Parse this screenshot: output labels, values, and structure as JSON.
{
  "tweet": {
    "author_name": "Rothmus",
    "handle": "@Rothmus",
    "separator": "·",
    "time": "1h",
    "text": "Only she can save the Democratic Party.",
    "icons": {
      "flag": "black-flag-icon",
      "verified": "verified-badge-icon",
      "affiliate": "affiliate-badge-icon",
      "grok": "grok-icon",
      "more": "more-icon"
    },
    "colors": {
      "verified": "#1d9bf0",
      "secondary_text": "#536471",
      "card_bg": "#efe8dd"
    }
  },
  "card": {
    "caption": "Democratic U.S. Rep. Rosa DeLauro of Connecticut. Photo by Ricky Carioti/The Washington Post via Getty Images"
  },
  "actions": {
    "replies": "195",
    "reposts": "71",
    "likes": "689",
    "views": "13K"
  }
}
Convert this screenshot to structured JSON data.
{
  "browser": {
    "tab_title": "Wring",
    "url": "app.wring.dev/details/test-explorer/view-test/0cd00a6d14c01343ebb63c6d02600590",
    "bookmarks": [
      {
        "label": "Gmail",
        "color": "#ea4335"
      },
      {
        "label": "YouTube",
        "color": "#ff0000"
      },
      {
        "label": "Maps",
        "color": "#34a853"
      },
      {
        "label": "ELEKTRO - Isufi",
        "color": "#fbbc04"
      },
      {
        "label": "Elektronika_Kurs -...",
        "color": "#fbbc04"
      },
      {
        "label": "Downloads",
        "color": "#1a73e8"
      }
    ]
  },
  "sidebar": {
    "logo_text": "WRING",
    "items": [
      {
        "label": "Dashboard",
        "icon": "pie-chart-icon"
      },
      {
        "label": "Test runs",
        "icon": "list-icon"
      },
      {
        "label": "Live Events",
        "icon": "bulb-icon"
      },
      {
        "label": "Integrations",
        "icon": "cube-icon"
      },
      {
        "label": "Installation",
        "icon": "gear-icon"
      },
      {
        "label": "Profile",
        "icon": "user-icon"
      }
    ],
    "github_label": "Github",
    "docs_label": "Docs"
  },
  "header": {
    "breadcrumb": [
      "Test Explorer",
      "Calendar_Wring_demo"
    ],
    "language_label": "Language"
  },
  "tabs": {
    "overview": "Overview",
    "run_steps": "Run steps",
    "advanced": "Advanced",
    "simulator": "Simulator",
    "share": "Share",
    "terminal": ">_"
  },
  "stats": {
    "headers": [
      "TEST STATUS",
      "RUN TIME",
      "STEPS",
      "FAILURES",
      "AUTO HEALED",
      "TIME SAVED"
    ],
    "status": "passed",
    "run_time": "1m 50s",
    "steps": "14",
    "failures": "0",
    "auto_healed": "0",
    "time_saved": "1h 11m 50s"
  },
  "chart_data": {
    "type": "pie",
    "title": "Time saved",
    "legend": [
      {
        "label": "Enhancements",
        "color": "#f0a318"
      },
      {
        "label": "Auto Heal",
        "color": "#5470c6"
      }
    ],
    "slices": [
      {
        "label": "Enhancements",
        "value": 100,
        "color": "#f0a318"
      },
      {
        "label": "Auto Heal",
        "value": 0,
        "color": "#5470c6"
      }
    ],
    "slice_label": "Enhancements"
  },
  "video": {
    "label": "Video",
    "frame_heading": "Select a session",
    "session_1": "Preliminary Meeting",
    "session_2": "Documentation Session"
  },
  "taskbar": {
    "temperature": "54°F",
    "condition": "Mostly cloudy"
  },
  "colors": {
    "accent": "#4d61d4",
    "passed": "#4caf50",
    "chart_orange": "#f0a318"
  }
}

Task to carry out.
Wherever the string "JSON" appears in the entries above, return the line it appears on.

Answer to the exercise.
Parse this screenshot: output labels, values, and structure as JSON.
Convert this screenshot to structured JSON data.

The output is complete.